Commentary

Is this how the title should be decided?

Updated: October 3, 2010, 9:15 PM ET
By Terry Blount | ESPN.com

KANSAS CITY, Kan. -- A Chaser who was counted out -- Greg Biffle -- won the race and got back in the Chase.

And the master Chaser, the one man everyone fears -- Jimmie Johnson -- is back on top of the standings and the favorite to again win it.

And neither man is the story of the day after the Price Chopper 400 at Kansas Speedway. Not even close.

The big story is a Chaser with a lot to lose -- Kyle Busch -- became a victim of the have-at-it-boys philosophy in a payback from a non-Chaser: David Reutimann.

[+] EnlargeDavid Reutimann
Mark J. Rebilas/US PresswireDavid Reutimann went spinning as Kyle Busch passed down low, setting the stage for later payback.

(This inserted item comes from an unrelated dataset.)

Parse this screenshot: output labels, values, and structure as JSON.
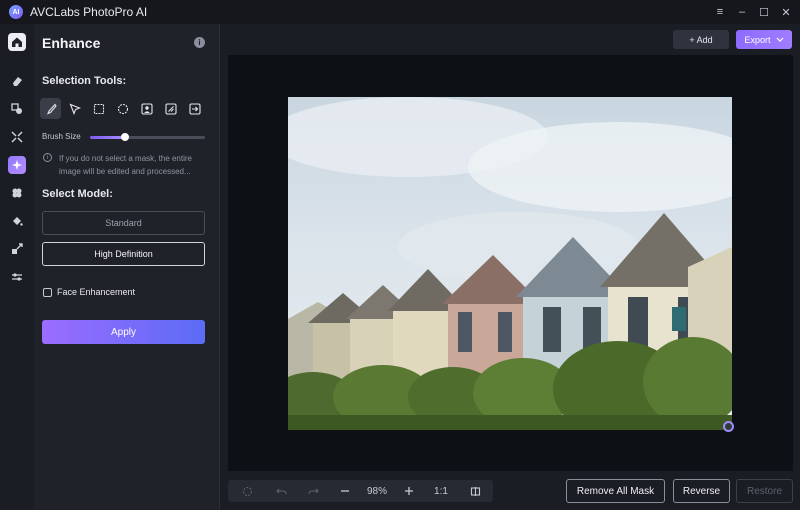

"I don't care whether you're in the Chase or not," Reutimann said after the race. "You better think about who you're running into before you run into them. You won't get respect as a Chaser if you don't respect everyone else."

When asked if he slammed into Busch intentionally, Reutimann said, "What do you think? Oh. Maybe I just got tight."

That last comment was Reutimann's effort at sarcasm, in case you didn't notice. He intentionally slammed into the left-rear quarter panel of Busch's No. 18 Toyota as retaliation, plain and simple.

Busch rammed into the back of Reutimann's No. 00 Toyota earlier in the race, causing Reutimann to spin, damaging his car and ruining his day.

"The guy was loose off the bottom and I got into him," Busch said. "It's my fault. But it's unfortunate he elected to do what he did against a guy in the Chase racing for something. He could have wrecked me next year in any of the first 26 races."

Busch was much calmer after the race (following a discussion with team owner Joe Gibbs in the garage) than he was after Reutimann's payback.

"I have a serious problem with what just happened," Busch said on the radio. "And I don't think anyone in the [NASCAR] tower is going to do a damn thing about it."

He was right. NASCAR officials have painted themselves into a corner with the "have at it boys" theme this season. As we've seen earlier this year in the incidents with Carl Edwards and Brad Keselowski, payback is no big deal, even if it endangers someone's life.

That wasn't the case this time, but it is the first time that a non-Chaser has gone after a playoff driver and deliberately affected the Chase.

And there's a darker side to it: Dave Rogers, Busch's crew chief, claims Reutimann's crew chief, Rodney Childers, told Reutimann to take out Busch.

"He told [Reutimann] to do it or they would have a problem," Rogers told Busch on the radio.

Childers wasn't around for comment. Reutimann was asked what Childers told him.

"Nothing," Reutimann said. "Everybody is aggravated. You can say all you want about Kyle being an aggressive driver. You guys can sugarcoat it. He just rolled over me. I'm at the bottom of the track and he had the whole top of the track to go to, but I got wrecked."

Either way, I don't blame Reutimann. He's playing by the current rules of engagement. He did what he has seen done other times this season.

So the have-at-it wreckfest just got turned up a notch. And it could make the difference on whether Busch contends for the championship.

The good news for Busch is he and Rogers made a miraculous recovery to finish 21st with a bent rear-end housing. Rogers wisely opted not to take the car to the garage, convincing Busch it was better to milk what he had left and stay on the track.

David Reutimann ... You can say all you want about Kyle being an aggressive driver. You guys can sugarcoat it. He just rolled over me. I'm at the bottom of the track and he had the whole top of the track to go to, but I got wrecked.

-- David Reutimann

Busch now is seventh in the standings, 80 points behind Johnson, who finished second Sunday and now leads Denny Hamlin by eight points in the standings.

For Busch, it could have been much worse. It also could have been much better.

"Dave is a phenomenal guy and did a great job today," Busch said. "We did the best we could, but we ended up far off where we could have been."

If Busch loses the championship by 10 points, everyone will know the title was decided by a payback moment, something that probably wouldn't have happened a year ago.

Maybe Busch deserved it. Maybe he didn't. He's no saint, that's for sure.

But does NASCAR want the outcome of the Cup championship possibly determined this way -- a free-for-all, consequences-be-damned, gunslinger style with non-Chasers taking out Chasers, knowing no punishment is forthcoming?

Well, it is exciting, even if it isn't fair.

This truly is the have-at-it era. Welcome to the new world order, boys.

Hey, want to keep Johnson from winning that fifth consecutive title? Take your best shot. Everybody gets a free one.

Terry Blount is a senior writer for ESPN.com. His book, "The Blount Report: NASCAR's Most Overrated and Underrated Drivers, Cars, Teams, and Tracks," was published by Triumph Books and is available in bookstores. Click here to order a copy. Blount can be reached at terry@blountspeak.com.

Terry Blount

ESPN Seattle Seahawks reporter

ALSO SEE